No definite news has come from Hope yet.  D and I anxiously look out for a telegram.

Uncle Harry is in one of his “laying down the law” moods, especially with Dora, and he nearly wears us out with his arguments, but we have to keep very even-tempered and lie low as far as possible or else his temperature will go up.  He seems a little better – you’d hardly believe it but since his illness he reads novels, ordinary everyday novels and likes them!

I am staying on here until Wednesday, but in my heart of hearts will be glad to be back with your people.  It is a very real case with me that your people are as my people and I long to have their dear ways with me again.  Everyone here is so undemonstrative, I feel rather like old Mrs Quinney and feel that stick and stones are more to them than people!  Of course, dear, everyone is nice to meet but I miss the real homey love of your people.

Before Major Ferguson was transferred to the 23rd division, he was in the 9th.  Hope is thankful he was transferred or else he might have had to go out now.  I think the 9th have gone really as Kenneth, who is supposed to know definitely, told her they went on Sunday last.  What division does your regiment belong to?  Kenneth is no longer RGA but is now RFA – at Aldershot?  Do you know any of the 23rd division?  Colonel Manley, RFA 23rd Division, is a cousin by marriage, his wife is our cousin, she was a Miss Knollys.  If you run across them you can introduce yourself.  I’ve never met them but they know of me, just as I know of them.  Dora loves them both and says they’re ever so jolly.  Don’t forget to tell me the number of your division.

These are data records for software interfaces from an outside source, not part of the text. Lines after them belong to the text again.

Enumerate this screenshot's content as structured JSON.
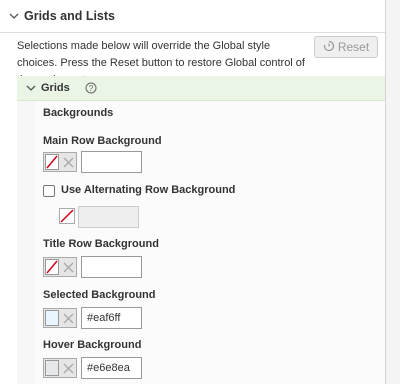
{
  "section": {
    "title": "Grids and Lists"
  },
  "description": "Selections made below will override the Global style choices. Press the Reset button to restore Global control of these elements.",
  "reset_button": {
    "label": "Reset",
    "icon": "reset-icon"
  },
  "subsection": {
    "title": "Grids",
    "help_icon": "question-circle-icon"
  },
  "backgrounds_heading": "Backgrounds",
  "fields": {
    "main_row": {
      "label": "Main Row Background",
      "value": ""
    },
    "alternating": {
      "label": "Use Alternating Row Background",
      "checked": false,
      "value": ""
    },
    "title_row": {
      "label": "Title Row Background",
      "value": ""
    },
    "selected": {
      "label": "Selected Background",
      "value": "#eaf6ff",
      "swatch_color": "#eaf6ff"
    },
    "hover": {
      "label": "Hover Background",
      "value": "#e6e8ea",
      "swatch_color": "#e6e8ea"
    }
  },
  "colors": {
    "accent_green": "#eaf5e6",
    "none_slash": "#d0021b"
  }
}
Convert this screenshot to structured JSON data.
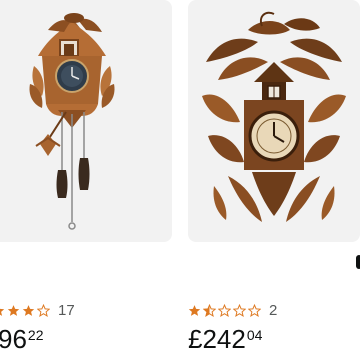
{
  "products": [
    {
      "image_alt": "Carved wooden cuckoo clock with pendulum and pine cone weights",
      "rating_count": "17",
      "rating_value": 3.5,
      "price_symbol": "",
      "price_whole": "96",
      "price_fraction": "22"
    },
    {
      "image_alt": "Black Forest hand-carved cuckoo clock with leaves and birds",
      "rating_count": "2",
      "rating_value": 1.5,
      "price_symbol": "£",
      "price_whole": "242",
      "price_fraction": "04"
    }
  ],
  "colors": {
    "star_fill": "#de7921",
    "star_outline": "#de7921",
    "tile_background": "#f2f2f2",
    "price_text": "#0f1111",
    "rating_text": "#565959"
  }
}
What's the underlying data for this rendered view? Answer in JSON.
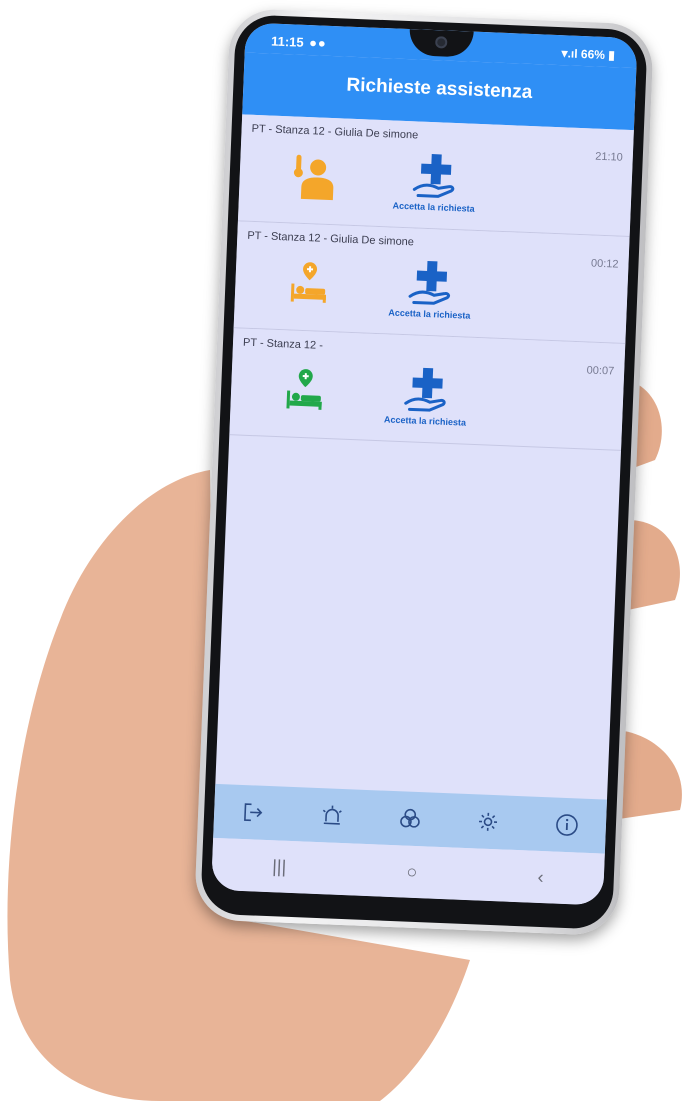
{
  "status_bar": {
    "time": "11:15",
    "battery": "66%"
  },
  "header": {
    "title": "Richieste assistenza"
  },
  "requests": [
    {
      "title": "PT - Stanza 12 - Giulia De simone",
      "time": "21:10",
      "icon": "fever-person-icon",
      "icon_color": "#f4a62a",
      "accept_label": "Accetta la richiesta"
    },
    {
      "title": "PT - Stanza 12 - Giulia De simone",
      "time": "00:12",
      "icon": "bed-alert-icon",
      "icon_color": "#f4a62a",
      "accept_label": "Accetta la richiesta"
    },
    {
      "title": "PT - Stanza 12 -",
      "time": "00:07",
      "icon": "bed-alert-icon",
      "icon_color": "#22a84a",
      "accept_label": "Accetta la richiesta"
    }
  ],
  "tabs": [
    {
      "name": "logout-icon"
    },
    {
      "name": "alarm-light-icon"
    },
    {
      "name": "pills-icon"
    },
    {
      "name": "settings-icon"
    },
    {
      "name": "info-icon"
    }
  ],
  "system_nav": {
    "recents": "|||",
    "home": "○",
    "back": "‹"
  },
  "colors": {
    "primary": "#2f8ff5",
    "accent_blue": "#1a62c6",
    "tabbar": "#a8c9f0",
    "screen_bg": "#dfe1fa"
  }
}
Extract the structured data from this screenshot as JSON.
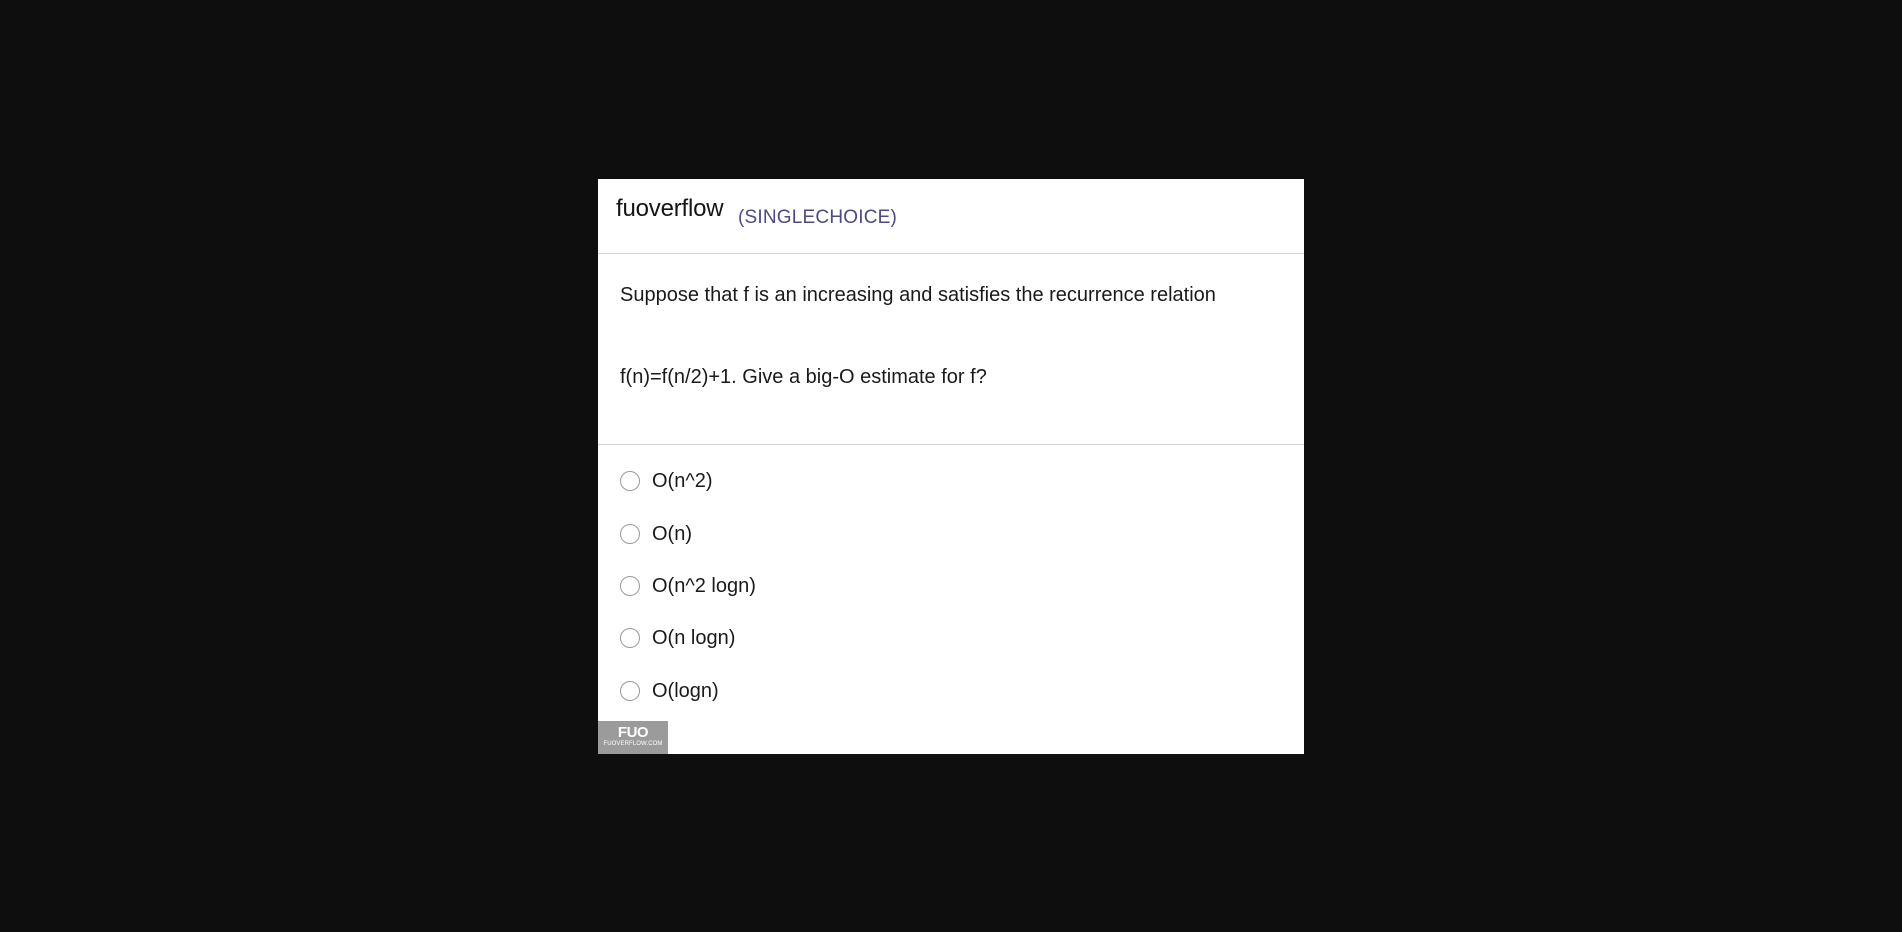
{
  "header": {
    "brand": "fuoverflow",
    "question_type": "(SINGLECHOICE)"
  },
  "question": {
    "line1": "Suppose that f is an increasing and satisfies the recurrence relation",
    "line2": "f(n)=f(n/2)+1. Give a big-O estimate for f?"
  },
  "options": [
    {
      "label": "O(n^2)",
      "selected": false
    },
    {
      "label": "O(n)",
      "selected": false
    },
    {
      "label": "O(n^2 logn)",
      "selected": false
    },
    {
      "label": "O(n logn)",
      "selected": false
    },
    {
      "label": "O(logn)",
      "selected": false
    }
  ],
  "watermark": {
    "logo": "FUO",
    "site": "FUOVERFLOW.COM"
  },
  "colors": {
    "background": "#0e0e0e",
    "card": "#ffffff",
    "question_type": "#4c4a86"
  }
}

After tea, Dora and I are going to walk to Frant, she says the village is very pretty.  I wish you were here, darling – I do want you so badly.  Never mind, I must cheer up – news from the front is good, the Germans seem to be getting it hot on all sides, so perhaps it will not be very, very long before we can always be together.

All my love, Sweetheart.

From your ever devoted


Letter Images
Type of Correspondence
Envelope containing 2 sheets of notepaper
Location of Document
Imperial War Museum
Record Office Reference